*** Available data Section Begins ***

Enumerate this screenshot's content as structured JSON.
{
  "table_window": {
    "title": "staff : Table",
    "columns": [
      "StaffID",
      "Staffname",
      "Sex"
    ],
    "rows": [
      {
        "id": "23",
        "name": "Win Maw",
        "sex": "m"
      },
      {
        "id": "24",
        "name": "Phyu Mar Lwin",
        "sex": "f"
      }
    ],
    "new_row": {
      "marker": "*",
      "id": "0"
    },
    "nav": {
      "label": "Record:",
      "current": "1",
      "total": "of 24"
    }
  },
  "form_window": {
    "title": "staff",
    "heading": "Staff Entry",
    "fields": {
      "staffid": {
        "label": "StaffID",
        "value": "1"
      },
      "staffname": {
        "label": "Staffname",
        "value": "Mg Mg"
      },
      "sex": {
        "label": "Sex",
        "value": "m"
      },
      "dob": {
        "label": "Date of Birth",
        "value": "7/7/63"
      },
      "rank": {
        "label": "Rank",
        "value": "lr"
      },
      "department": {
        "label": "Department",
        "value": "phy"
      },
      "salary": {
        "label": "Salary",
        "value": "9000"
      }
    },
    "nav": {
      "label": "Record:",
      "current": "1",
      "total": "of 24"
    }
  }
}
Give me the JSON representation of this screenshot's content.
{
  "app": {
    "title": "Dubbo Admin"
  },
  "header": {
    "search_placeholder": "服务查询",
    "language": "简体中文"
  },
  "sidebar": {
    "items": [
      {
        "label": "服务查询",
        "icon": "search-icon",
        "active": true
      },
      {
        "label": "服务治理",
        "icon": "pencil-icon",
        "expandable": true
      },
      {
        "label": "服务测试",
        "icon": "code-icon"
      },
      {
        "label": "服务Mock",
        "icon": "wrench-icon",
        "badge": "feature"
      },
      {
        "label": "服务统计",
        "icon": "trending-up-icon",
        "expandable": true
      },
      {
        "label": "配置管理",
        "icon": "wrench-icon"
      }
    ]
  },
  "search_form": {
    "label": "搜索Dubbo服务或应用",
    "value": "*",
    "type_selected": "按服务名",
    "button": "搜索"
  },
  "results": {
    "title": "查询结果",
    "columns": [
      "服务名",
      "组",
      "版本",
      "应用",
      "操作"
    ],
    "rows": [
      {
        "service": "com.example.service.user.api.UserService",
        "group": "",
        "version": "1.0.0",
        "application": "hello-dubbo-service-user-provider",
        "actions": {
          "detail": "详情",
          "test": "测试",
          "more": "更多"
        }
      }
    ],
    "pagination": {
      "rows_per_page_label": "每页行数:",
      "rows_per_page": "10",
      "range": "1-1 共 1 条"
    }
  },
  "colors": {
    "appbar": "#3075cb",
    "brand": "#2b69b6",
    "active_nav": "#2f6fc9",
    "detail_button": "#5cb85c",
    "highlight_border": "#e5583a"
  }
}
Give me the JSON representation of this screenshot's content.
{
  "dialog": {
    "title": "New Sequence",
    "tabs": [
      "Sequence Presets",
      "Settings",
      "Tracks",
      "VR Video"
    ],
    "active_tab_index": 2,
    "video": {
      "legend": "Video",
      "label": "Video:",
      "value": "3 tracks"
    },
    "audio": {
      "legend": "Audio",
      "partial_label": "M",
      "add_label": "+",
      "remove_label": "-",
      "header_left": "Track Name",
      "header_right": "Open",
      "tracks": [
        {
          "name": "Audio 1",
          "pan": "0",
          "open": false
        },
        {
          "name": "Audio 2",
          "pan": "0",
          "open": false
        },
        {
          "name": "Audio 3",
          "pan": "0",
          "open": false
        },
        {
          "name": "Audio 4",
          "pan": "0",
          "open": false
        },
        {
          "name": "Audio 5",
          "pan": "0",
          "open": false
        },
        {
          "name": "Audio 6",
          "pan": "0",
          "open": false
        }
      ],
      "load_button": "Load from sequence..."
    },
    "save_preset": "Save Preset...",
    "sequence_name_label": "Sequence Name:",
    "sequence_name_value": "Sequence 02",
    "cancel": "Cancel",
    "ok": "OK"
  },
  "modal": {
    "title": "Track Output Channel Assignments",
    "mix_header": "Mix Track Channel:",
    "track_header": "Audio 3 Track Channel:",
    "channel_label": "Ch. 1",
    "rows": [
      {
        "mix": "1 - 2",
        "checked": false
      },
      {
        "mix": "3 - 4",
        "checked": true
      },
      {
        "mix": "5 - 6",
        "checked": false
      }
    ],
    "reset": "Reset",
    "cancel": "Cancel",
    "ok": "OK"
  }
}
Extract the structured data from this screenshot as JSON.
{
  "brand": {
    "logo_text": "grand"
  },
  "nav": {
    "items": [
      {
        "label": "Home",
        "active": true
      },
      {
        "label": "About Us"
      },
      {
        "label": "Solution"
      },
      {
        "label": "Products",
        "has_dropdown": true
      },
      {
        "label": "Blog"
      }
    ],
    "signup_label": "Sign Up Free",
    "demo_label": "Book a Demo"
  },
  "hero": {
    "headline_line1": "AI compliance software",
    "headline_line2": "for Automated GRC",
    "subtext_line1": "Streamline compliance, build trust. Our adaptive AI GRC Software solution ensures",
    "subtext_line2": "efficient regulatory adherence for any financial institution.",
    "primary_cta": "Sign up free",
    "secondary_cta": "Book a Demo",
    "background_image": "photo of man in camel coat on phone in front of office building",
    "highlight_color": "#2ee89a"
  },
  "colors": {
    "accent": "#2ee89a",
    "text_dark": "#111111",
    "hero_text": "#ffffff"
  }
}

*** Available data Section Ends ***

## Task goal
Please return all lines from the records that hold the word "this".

## The answer
Enumerate this screenshot's content as structured JSON.
Give me the JSON representation of this screenshot's content.
Give me the JSON representation of this screenshot's content.
Extract the structured data from this screenshot as JSON.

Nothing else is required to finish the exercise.